Robert is fun to have around the mess – always smiling and joking in his heavily accented but good English. It’s a game for me to try and guess where people are from. There are 14 nationalities on-board. People grew up in countries far apart from each other, in totally different cultures and with completely diverse types of educations or skills.
What brings them all together on this green ship, the Rainbow Warrior?
Such an apt name for a multi-cultural vessel out to protect the earth’s resources and species.
Piloting boats and planes that help
Early morning I join Robert on the bridge where he is on shift. Suddenly he clams up. “I don’t like to talk to the press,” he says. I explain that we only write for the earth and so for me news is what benefits earth. We make the green connection, the ice melts and we chat like old friends.
Robert left the Czech Republic at 17 as a member of the air force. So as a trained pilot he went to Spain, flew some planes and got into navigating ships. Now he alternates these two jobs.
Previously he worked for a coal carrier which was delayed by Greenpeace guys who climbed on-board and erected their banner. “I didn’t care – it gave us more time in port.”
Did that make you think about why they were doing this?
“No, I wasn’t thinking yet at the time. I was just happy for the delay.”
Time to think
During the time of the Exxon Valdez oil spill he was working on an oil tanker. “That was when I decided to join Greenpeace. It was time to think about where I put my energy,” he says with a smile. I see the light of passion arrive in his eyes. “If I am going to stay in shipping it would have to be shipping with a good purpose, I said to myself. Also, I like to be able to go onto land and meet the local people. There is a huge difference between simply sailing in and out of ports and actually going out and talking to the people.”
An oil tanker glides past
For the past 18 months he has worked on and off for Greenpeace. Next he is hoping to fly planes into the Congo with medication and emergency supplies. Yes, I feel the connection. This man is now working from the heart. Work-with-a-purpose has brought his head and heart into alignment.
Is that why there is always a smile on his face? Is this a contagious condition here on-board?
Bucking the waves into dreamland
Is this also how we make sense of the rough nights here? This morning at coffee we have animated discussions about how we survived the jumping and bucking ship last night. Two laptops crashed off tables – I hope they’re ok. I climbed down the ladder when the sways became too rough and rescued mine just in time.
There are new tricks to learn. Firstly, staying in your cot when you’re swinging in the waves is an art in itself. Especially if you’re sleeping in the top bunk, like myself. Sleeping whilst holding onto the rail in the hope of barring yourself from flying over is not a good remedy for sound sleep. Eventually I figured out I could wedge my one arm in between the matrass and the wall as a type of anchor, then I could relax a bit.
This morning we hear there’s a way in which you can raise the open side of your cot a bit so that you’re less likely to fall out.
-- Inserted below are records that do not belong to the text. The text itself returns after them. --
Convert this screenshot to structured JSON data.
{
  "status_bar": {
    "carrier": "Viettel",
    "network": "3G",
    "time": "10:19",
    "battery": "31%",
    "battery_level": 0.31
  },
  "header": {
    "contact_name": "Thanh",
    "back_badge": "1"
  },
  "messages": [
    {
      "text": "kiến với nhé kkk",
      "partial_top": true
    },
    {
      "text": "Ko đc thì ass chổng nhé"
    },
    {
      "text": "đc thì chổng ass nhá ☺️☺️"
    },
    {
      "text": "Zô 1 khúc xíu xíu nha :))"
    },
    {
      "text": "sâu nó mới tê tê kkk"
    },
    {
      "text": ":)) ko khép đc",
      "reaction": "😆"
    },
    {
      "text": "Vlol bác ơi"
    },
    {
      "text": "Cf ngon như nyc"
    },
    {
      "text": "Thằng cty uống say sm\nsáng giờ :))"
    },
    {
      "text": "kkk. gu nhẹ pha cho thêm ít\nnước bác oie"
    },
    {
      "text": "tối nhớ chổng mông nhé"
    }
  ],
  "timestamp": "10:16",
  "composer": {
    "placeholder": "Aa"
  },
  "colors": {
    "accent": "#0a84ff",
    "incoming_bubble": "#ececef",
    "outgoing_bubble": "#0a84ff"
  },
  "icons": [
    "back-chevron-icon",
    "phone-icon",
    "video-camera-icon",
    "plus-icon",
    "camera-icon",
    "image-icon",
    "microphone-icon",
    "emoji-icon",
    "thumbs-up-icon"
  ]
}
As this is still a new ship, this is one of the dangers on the list of things to fix. Safety rails for the top bunks will be made.
Climbing like a yogi
Secondly, descending via the ladder in the dark. I discovered it’s much higher than I had anticipated, so I usually fall the last bit. Now I hear you should put your one foot on the table in the centre of the cabin. “Only a yogi can get up and down there with the ladder only, “ says Brett. Now I am quite proud of myself.
The old sailors laugh at us plebs learning the ways through experience, before offering some tips. The mood is light and there is a thread that holds us together.
So we are truly on a journey of discovery. How to survive, how to cope with the swinging nausea, how to stop wrecking this planet. Brother Malvern from Johannesburg has been ill the entire journey. This morning he declared himself officially “allergic to ships.” There must be a word for it – something else to learn.
Lemon is the mother of cures
I shared my lemon cure discovered in desperation during morning sickness with one of my brood. Now when you see someone biting into a lemon, you know what’s wrong. In fact, I need to go and find one myself. More stories later.
By Elma Pollard